▼▼▼

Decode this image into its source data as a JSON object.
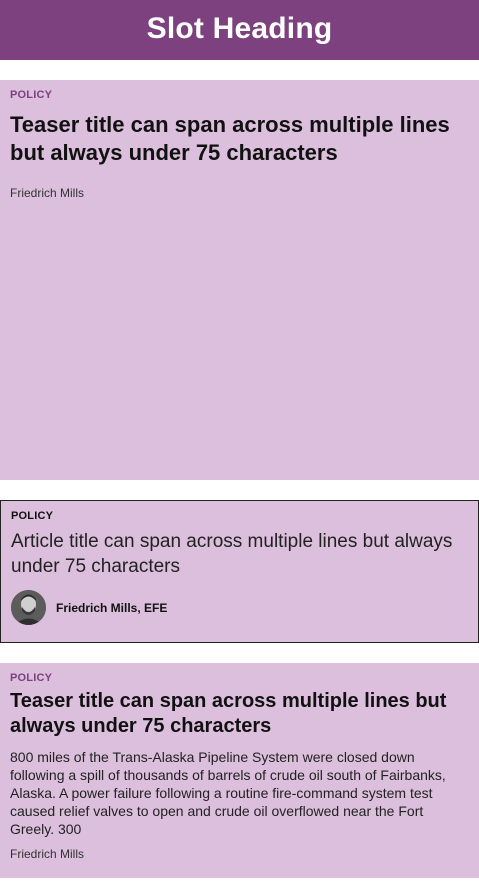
{
  "slot": {
    "heading": "Slot Heading"
  },
  "cards": [
    {
      "kicker": "POLICY",
      "title": "Teaser title can span across multiple lines but always under 75 characters",
      "byline": "Friedrich Mills"
    },
    {
      "kicker": "POLICY",
      "title": "Article title can span across multiple lines but always under 75 characters",
      "author": "Friedrich Mills, EFE",
      "avatar_icon": "author-avatar"
    },
    {
      "kicker": "POLICY",
      "title": "Teaser title can span across multiple lines but always under 75 characters",
      "summary": "800 miles of the Trans-Alaska Pipeline System were closed down following a spill of thousands of barrels of crude oil south of Fairbanks, Alaska. A power failure following a routine fire-command system test caused relief valves to open and crude oil overflowed near the Fort Greely. 300",
      "byline": "Friedrich Mills"
    }
  ],
  "colors": {
    "header_bg": "#7c417e",
    "card_bg": "#dbbfdc",
    "kicker": "#7c417e"
  }
}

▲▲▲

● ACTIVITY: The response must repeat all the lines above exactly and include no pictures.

● ANSWER BOX:
Decode this image into its source data as a JSON object.
{
  "slot": {
    "heading": "Slot Heading"
  },
  "cards": [
    {
      "kicker": "POLICY",
      "title": "Teaser title can span across multiple lines but always under 75 characters",
      "byline": "Friedrich Mills"
    },
    {
      "kicker": "POLICY",
      "title": "Article title can span across multiple lines but always under 75 characters",
      "author": "Friedrich Mills, EFE",
      "avatar_icon": "author-avatar"
    },
    {
      "kicker": "POLICY",
      "title": "Teaser title can span across multiple lines but always under 75 characters",
      "summary": "800 miles of the Trans-Alaska Pipeline System were closed down following a spill of thousands of barrels of crude oil south of Fairbanks, Alaska. A power failure following a routine fire-command system test caused relief valves to open and crude oil overflowed near the Fort Greely. 300",
      "byline": "Friedrich Mills"
    }
  ],
  "colors": {
    "header_bg": "#7c417e",
    "card_bg": "#dbbfdc",
    "kicker": "#7c417e"
  }
}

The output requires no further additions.